I would have invited you to spend a few days with us while you are in London, with all my heart, but I have already invited the Miss Steeles to stay. And you know, they will benefit far more from our generosity than you. Perhaps if you come another year you can come to visit.
The trip to London is quite fine, indeed. My cousins keep me occupied most of the day. Pleasant outings with my Aunt and Uncle are quite diverting and distracting. I ordered pretty muslin from the Warehouse but they delivered the wrong colour…I blame myself.
Hope you are in good health, I find myself quite content.
Dearest Admiral Sneed,
The only time in my life I felt or thought myself uneasy was when we were separated, as we are for the first time while you are on a journey towards good health, and I remain secure in the company of the Ladies at Old Alresford Place.
I long for our reunification whether on land or sea.
All my love and regards,
Derbyshire has provided us many delights. On our journey North we visited Blenheim, a very large house, richly furnished with extensive gardens. In Derbyshire we have visited Chatsworth which rivals Blenheim in every respect. Tomorrow we will visit Pemberley as we are assured that the family is away from home.
Aunt and Uncle Gardiner and I wish you were with us.
My Dear Miss Sneed,
I am very sorry you were unable to join us during our travels. However, I believe you were wise to remain home. I myself do not know why anyone would want to leave the comfort of their hearth and family (and I know my dear wife's father heartily agrees with me).
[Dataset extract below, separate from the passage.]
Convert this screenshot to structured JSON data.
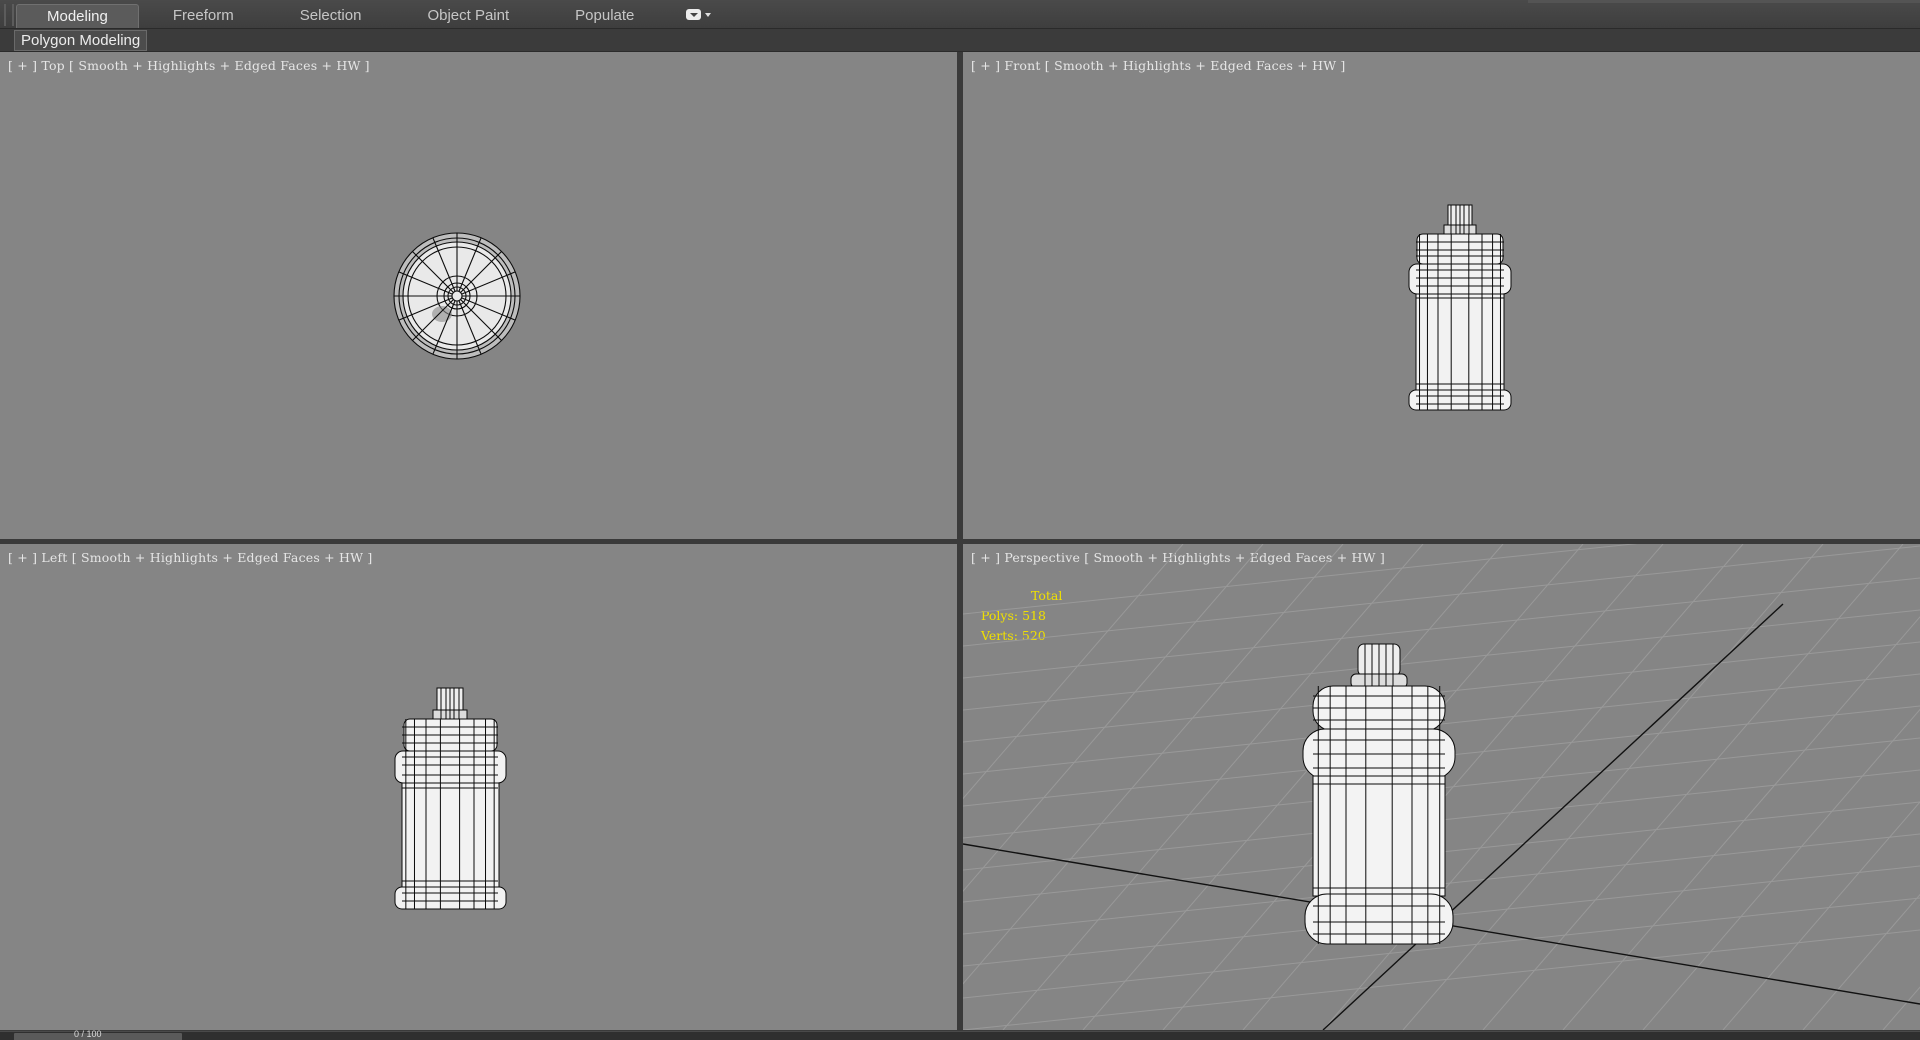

I hope you are in good health and look forward to seeing you on our next visit to Highbury.
I hope you received my hyacinths? Having a wonderful time in Bath, will tell you all about the latest fashions in muslins when I get back.
Have been out all d-- day in my racing carriage, but it is just not speedy enough for my taste. I've taken Isabella and her new friend along- it was a great d-- laugh to see the whites of Miss Catherine's eyes! Would write more but I'm checking out a carriage I might acquire for 40 guineas let me know when you're next in town and we'll see if you're made of sterner stuff than Miss Morland!
Having a great time in Portsmouth, or I was until Henry Crawford arrived here unexpectedly. We had a nice walk along the sea front, but really do not like that man! If I am lucky he will be press-ganged onto one of the warships and never be seen again. Do you know if they press-gang women? Then I could point them at Mary Crawford.
Wish you were here.
My Dear Miss Cheryl,
As a clergyman I feel it my duty to send my sincerest condolences on your unfortunate indisposition. Lady Catherine de Bourgh herself condescended to say, this very morning, that our party was seriously lacking that serenity and calm that only your presence can bestow. You will be relieved to hear that the staircases in the houses we have been fortunate to visit have all been of a magnificence and splendour appropriate to our wonderful party.
With sincerest good wishes,
I must admit that I admire you…that I greatly esteem you…that I like you…and not just because you can play the forte piano in the key of "F".
I wish you had been with us on the coach ride to Cleveland, when Charlotte Palmer didn't draw breath once.
Colonel Brandon will send you music soon.
Miss Dashwood (Elinor)